**PROVIDED INFORMATION**
* * * * * * *

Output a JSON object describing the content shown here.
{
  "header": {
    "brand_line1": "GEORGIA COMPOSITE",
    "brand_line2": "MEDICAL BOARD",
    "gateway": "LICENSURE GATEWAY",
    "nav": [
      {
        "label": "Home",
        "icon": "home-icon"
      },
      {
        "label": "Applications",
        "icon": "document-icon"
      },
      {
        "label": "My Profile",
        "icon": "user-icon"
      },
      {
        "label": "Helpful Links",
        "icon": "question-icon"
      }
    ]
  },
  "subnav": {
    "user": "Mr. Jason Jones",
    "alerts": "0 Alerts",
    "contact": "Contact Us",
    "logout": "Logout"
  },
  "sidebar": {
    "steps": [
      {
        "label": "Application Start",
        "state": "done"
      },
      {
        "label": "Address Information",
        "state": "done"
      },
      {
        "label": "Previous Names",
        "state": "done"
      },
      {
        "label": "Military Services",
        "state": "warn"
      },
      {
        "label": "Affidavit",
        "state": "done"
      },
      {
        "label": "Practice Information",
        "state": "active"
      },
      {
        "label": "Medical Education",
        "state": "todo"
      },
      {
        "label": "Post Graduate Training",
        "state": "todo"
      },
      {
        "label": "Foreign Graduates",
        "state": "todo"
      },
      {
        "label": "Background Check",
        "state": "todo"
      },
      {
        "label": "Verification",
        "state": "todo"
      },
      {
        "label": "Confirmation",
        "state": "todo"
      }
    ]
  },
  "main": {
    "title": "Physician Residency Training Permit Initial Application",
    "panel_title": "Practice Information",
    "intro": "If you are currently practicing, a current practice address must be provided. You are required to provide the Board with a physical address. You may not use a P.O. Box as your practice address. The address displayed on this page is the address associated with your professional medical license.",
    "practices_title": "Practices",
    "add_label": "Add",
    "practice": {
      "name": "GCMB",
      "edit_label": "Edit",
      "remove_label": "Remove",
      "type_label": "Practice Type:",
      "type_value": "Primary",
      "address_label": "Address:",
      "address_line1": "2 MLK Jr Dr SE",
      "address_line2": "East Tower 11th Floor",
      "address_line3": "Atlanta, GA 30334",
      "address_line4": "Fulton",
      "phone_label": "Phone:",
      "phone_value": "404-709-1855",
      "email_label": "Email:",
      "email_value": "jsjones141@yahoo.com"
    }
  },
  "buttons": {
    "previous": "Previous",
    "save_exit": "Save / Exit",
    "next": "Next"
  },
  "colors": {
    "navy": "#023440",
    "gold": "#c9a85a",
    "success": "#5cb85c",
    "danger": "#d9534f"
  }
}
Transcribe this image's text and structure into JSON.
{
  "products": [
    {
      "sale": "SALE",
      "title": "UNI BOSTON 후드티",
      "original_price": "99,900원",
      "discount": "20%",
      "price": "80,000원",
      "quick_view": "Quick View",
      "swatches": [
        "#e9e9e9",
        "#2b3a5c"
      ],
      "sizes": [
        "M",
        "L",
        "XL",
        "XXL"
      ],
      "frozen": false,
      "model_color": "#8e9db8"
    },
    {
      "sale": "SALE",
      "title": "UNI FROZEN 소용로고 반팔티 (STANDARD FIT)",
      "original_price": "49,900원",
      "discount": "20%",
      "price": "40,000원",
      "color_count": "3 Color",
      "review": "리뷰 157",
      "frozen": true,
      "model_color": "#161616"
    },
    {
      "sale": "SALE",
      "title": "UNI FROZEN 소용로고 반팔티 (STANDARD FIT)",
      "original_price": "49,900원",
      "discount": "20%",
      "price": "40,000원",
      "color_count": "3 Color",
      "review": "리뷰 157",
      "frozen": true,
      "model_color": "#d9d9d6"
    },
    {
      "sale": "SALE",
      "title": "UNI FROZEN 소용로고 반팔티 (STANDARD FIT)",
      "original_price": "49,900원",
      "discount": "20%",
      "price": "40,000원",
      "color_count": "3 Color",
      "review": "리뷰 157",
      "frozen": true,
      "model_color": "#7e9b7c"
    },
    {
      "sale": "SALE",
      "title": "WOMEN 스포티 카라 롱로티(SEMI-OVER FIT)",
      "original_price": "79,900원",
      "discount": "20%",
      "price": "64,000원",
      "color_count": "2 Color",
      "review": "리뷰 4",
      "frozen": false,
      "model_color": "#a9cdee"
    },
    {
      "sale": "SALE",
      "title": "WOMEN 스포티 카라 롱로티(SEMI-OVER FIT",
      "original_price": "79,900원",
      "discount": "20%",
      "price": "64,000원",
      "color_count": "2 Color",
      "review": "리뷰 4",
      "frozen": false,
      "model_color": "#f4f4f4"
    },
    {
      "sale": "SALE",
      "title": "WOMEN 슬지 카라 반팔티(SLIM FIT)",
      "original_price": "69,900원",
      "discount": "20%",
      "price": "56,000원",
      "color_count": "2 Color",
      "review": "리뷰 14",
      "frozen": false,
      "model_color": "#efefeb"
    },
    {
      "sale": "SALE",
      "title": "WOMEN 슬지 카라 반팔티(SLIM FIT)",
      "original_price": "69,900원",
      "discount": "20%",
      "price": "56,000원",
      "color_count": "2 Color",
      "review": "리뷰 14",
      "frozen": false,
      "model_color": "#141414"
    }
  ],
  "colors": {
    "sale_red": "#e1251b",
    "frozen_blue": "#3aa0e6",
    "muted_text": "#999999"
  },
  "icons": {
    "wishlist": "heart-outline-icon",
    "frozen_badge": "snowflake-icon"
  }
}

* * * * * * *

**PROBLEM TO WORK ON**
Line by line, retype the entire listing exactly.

**TASK SOLUTION**
Output a JSON object describing the content shown here.
{
  "header": {
    "brand_line1": "GEORGIA COMPOSITE",
    "brand_line2": "MEDICAL BOARD",
    "gateway": "LICENSURE GATEWAY",
    "nav": [
      {
        "label": "Home",
        "icon": "home-icon"
      },
      {
        "label": "Applications",
        "icon": "document-icon"
      },
      {
        "label": "My Profile",
        "icon": "user-icon"
      },
      {
        "label": "Helpful Links",
        "icon": "question-icon"
      }
    ]
  },
  "subnav": {
    "user": "Mr. Jason Jones",
    "alerts": "0 Alerts",
    "contact": "Contact Us",
    "logout": "Logout"
  },
  "sidebar": {
    "steps": [
      {
        "label": "Application Start",
        "state": "done"
      },
      {
        "label": "Address Information",
        "state": "done"
      },
      {
        "label": "Previous Names",
        "state": "done"
      },
      {
        "label": "Military Services",
        "state": "warn"
      },
      {
        "label": "Affidavit",
        "state": "done"
      },
      {
        "label": "Practice Information",
        "state": "active"
      },
      {
        "label": "Medical Education",
        "state": "todo"
      },
      {
        "label": "Post Graduate Training",
        "state": "todo"
      },
      {
        "label": "Foreign Graduates",
        "state": "todo"
      },
      {
        "label": "Background Check",
        "state": "todo"
      },
      {
        "label": "Verification",
        "state": "todo"
      },
      {
        "label": "Confirmation",
        "state": "todo"
      }
    ]
  },
  "main": {
    "title": "Physician Residency Training Permit Initial Application",
    "panel_title": "Practice Information",
    "intro": "If you are currently practicing, a current practice address must be provided. You are required to provide the Board with a physical address. You may not use a P.O. Box as your practice address. The address displayed on this page is the address associated with your professional medical license.",
    "practices_title": "Practices",
    "add_label": "Add",
    "practice": {
      "name": "GCMB",
      "edit_label": "Edit",
      "remove_label": "Remove",
      "type_label": "Practice Type:",
      "type_value": "Primary",
      "address_label": "Address:",
      "address_line1": "2 MLK Jr Dr SE",
      "address_line2": "East Tower 11th Floor",
      "address_line3": "Atlanta, GA 30334",
      "address_line4": "Fulton",
      "phone_label": "Phone:",
      "phone_value": "404-709-1855",
      "email_label": "Email:",
      "email_value": "jsjones141@yahoo.com"
    }
  },
  "buttons": {
    "previous": "Previous",
    "save_exit": "Save / Exit",
    "next": "Next"
  },
  "colors": {
    "navy": "#023440",
    "gold": "#c9a85a",
    "success": "#5cb85c",
    "danger": "#d9534f"
  }
}
Transcribe this image's text and structure into JSON.
{
  "products": [
    {
      "sale": "SALE",
      "title": "UNI BOSTON 후드티",
      "original_price": "99,900원",
      "discount": "20%",
      "price": "80,000원",
      "quick_view": "Quick View",
      "swatches": [
        "#e9e9e9",
        "#2b3a5c"
      ],
      "sizes": [
        "M",
        "L",
        "XL",
        "XXL"
      ],
      "frozen": false,
      "model_color": "#8e9db8"
    },
    {
      "sale": "SALE",
      "title": "UNI FROZEN 소용로고 반팔티 (STANDARD FIT)",
      "original_price": "49,900원",
      "discount": "20%",
      "price": "40,000원",
      "color_count": "3 Color",
      "review": "리뷰 157",
      "frozen": true,
      "model_color": "#161616"
    },
    {
      "sale": "SALE",
      "title": "UNI FROZEN 소용로고 반팔티 (STANDARD FIT)",
      "original_price": "49,900원",
      "discount": "20%",
      "price": "40,000원",
      "color_count": "3 Color",
      "review": "리뷰 157",
      "frozen": true,
      "model_color": "#d9d9d6"
    },
    {
      "sale": "SALE",
      "title": "UNI FROZEN 소용로고 반팔티 (STANDARD FIT)",
      "original_price": "49,900원",
      "discount": "20%",
      "price": "40,000원",
      "color_count": "3 Color",
      "review": "리뷰 157",
      "frozen": true,
      "model_color": "#7e9b7c"
    },
    {
      "sale": "SALE",
      "title": "WOMEN 스포티 카라 롱로티(SEMI-OVER FIT)",
      "original_price": "79,900원",
      "discount": "20%",
      "price": "64,000원",
      "color_count": "2 Color",
      "review": "리뷰 4",
      "frozen": false,
      "model_color": "#a9cdee"
    },
    {
      "sale": "SALE",
      "title": "WOMEN 스포티 카라 롱로티(SEMI-OVER FIT",
      "original_price": "79,900원",
      "discount": "20%",
      "price": "64,000원",
      "color_count": "2 Color",
      "review": "리뷰 4",
      "frozen": false,
      "model_color": "#f4f4f4"
    },
    {
      "sale": "SALE",
      "title": "WOMEN 슬지 카라 반팔티(SLIM FIT)",
      "original_price": "69,900원",
      "discount": "20%",
      "price": "56,000원",
      "color_count": "2 Color",
      "review": "리뷰 14",
      "frozen": false,
      "model_color": "#efefeb"
    },
    {
      "sale": "SALE",
      "title": "WOMEN 슬지 카라 반팔티(SLIM FIT)",
      "original_price": "69,900원",
      "discount": "20%",
      "price": "56,000원",
      "color_count": "2 Color",
      "review": "리뷰 14",
      "frozen": false,
      "model_color": "#141414"
    }
  ],
  "colors": {
    "sale_red": "#e1251b",
    "frozen_blue": "#3aa0e6",
    "muted_text": "#999999"
  },
  "icons": {
    "wishlist": "heart-outline-icon",
    "frozen_badge": "snowflake-icon"
  }
}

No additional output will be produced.